:: What this task involves ::
Count the lines below that contain the word "tonkotsu", and report only that number.

##### Data to examine #####

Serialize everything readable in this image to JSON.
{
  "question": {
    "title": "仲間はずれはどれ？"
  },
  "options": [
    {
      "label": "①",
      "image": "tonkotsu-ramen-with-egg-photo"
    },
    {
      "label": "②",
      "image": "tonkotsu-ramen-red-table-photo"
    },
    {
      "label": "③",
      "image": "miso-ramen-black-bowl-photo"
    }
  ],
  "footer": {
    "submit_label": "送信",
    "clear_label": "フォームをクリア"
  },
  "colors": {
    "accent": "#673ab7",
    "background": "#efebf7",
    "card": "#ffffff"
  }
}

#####

:: Task answer ::
2